(HAUPPAUGE, N.Y. May 29, 2014) – County Executive Steve Bellone announced additional funding today to support Suffolk County’s nitrogen fertilizer reduction initiative. The funding ensures all Suffolk County licensed landscapers attend an educational course on the harmful environmental impacts of improper application of fertilizers as well as funds for education and public outreach to residents on the harmful effects of misuse of fertilizers. This is part of the Reclaim Our Waters initiative, a comprehensive plan proposed by County Executive Bellone to reduce excessive levels of nitrogen pollution caused by septics, cesspools, and fertilizers.
“The only way to protect Suffolk County’s water quality is through a comprehensive approach,” said County Executive Steve Bellone. “In Suffolk County, we rely on our groundwater, a sole source aquifer, to provide for all of our drinking water.
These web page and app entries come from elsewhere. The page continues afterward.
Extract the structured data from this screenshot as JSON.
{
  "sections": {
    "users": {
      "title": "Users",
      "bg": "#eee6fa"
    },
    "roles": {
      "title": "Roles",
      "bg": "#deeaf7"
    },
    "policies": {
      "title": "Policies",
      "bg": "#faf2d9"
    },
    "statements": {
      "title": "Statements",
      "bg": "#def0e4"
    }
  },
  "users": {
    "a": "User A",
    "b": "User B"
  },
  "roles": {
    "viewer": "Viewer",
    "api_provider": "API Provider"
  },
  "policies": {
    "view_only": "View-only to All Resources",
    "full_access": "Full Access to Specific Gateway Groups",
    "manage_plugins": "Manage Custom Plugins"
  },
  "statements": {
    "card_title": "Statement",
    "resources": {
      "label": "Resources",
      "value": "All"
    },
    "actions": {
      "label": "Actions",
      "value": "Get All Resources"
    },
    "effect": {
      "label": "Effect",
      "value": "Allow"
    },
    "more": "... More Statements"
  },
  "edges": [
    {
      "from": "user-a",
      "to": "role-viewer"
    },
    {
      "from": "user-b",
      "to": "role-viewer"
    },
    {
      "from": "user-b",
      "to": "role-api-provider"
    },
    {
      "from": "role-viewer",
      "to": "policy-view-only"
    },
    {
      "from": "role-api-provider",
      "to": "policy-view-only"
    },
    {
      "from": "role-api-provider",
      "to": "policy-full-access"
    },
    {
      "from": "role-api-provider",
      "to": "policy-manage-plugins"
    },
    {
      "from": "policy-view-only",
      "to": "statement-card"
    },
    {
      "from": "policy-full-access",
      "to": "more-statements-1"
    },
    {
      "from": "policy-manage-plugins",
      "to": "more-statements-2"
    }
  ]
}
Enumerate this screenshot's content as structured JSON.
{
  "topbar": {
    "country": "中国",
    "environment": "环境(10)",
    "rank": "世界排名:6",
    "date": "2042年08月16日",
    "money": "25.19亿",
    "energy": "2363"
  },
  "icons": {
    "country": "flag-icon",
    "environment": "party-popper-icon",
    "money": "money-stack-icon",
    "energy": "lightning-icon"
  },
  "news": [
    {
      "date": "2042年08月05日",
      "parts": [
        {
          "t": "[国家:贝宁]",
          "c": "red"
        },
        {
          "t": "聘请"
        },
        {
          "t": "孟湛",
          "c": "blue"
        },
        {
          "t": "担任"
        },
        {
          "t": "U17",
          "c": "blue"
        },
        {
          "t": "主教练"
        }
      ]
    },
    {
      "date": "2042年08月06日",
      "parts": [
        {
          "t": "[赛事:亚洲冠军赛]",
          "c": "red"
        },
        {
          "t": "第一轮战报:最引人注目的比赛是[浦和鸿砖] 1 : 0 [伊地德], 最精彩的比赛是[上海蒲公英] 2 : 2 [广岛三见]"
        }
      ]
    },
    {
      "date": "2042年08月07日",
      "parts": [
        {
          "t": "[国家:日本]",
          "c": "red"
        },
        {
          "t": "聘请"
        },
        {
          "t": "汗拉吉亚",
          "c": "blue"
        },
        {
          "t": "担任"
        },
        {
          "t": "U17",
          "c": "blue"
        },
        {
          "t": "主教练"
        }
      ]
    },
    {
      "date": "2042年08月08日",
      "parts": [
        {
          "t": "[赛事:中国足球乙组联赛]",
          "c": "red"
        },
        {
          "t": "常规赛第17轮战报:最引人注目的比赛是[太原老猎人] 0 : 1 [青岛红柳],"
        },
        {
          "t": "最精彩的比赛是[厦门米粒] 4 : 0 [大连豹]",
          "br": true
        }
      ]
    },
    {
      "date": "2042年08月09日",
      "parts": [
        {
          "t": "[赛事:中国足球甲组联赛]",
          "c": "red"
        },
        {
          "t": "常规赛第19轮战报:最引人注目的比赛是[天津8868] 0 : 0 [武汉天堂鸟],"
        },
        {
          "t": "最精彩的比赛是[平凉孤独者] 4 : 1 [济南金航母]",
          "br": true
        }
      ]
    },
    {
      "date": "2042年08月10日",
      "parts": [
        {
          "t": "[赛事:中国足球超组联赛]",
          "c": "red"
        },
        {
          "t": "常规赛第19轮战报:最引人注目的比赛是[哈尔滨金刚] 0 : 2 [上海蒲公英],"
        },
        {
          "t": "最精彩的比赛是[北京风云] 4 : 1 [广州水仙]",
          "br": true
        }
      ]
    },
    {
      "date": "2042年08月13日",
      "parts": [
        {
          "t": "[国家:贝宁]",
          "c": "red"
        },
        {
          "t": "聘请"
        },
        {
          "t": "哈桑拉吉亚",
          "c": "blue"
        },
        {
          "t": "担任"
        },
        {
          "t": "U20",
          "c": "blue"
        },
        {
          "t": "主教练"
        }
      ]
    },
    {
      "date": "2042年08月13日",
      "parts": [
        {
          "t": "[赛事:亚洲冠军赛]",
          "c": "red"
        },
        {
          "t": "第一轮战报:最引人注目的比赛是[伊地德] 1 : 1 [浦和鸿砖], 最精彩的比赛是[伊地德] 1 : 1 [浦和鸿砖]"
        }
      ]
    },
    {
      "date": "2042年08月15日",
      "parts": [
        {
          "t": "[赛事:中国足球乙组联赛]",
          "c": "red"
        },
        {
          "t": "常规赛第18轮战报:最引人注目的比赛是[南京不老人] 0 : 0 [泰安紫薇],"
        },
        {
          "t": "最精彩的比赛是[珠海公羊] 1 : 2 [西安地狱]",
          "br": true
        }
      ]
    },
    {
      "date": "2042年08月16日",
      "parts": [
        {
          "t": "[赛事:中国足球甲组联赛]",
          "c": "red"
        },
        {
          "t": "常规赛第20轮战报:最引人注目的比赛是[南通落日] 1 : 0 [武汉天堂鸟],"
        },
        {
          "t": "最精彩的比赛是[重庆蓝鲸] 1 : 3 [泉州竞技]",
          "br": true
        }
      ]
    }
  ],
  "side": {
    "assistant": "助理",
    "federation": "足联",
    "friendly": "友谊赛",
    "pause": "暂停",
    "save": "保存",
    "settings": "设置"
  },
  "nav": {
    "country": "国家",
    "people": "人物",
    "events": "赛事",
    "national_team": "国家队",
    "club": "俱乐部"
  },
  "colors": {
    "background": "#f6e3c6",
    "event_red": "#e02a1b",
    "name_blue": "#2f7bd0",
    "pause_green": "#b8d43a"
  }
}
Anything we do on land impacts the quality of our groundwater.”
Suffolk officials noted that lawn care products, such as fertilizers, produce significant amounts of nitrogen-laden stormwater runoff which depletes oxygen in streams, lakes, and estuaries. The depletion of oxygen in water bodies eventually leads to the destruction of wetlands and coastal vegetation, a primary defense against storms like Superstorm Sandy.
“As a committed member of the horticultural community on Long Island, I am happy to hear that funding is being pursued to continue the educational component of the existing law,” said Carol Saporito of BISSETT Nurseries and board member of the Nursery and Landscape Association. “As professionals, we would like to see this expanded to reach and teach the homeowner as well. Many Long Islanders apply their own fertilizer and too often the adage ‘more is better’ is followed.”
As part of the course, landscapers will learn about the prohibition dates on fertilizer application, the environmental consequences of nitrogen runoff, alternatives to turf grass such as native plantings, proper use and application techniques of fertilizer, and information on soils. Courses are taught through the Cornell Cooperative Extension of Suffolk County.
In addition, the funding ensures all fertilizer retail locations to post educational signs and brochures for homeowners adjacent to their fertilizer displays. The County is responsible for providing the informational material.
“Common household practices of lawn care, landscaping, and grounds maintenance, all of which may utilize nitrogen-based fertilizers, make it necessary to provide educational material to residents, businesses, and lawn care professionals,” added County Executive Bellone.
For more information on steps residents can take to reduce their nitrogen footprint, visit healthylawns.suffolkcountyny.gov or www.scwa.com/environment/fertilizer.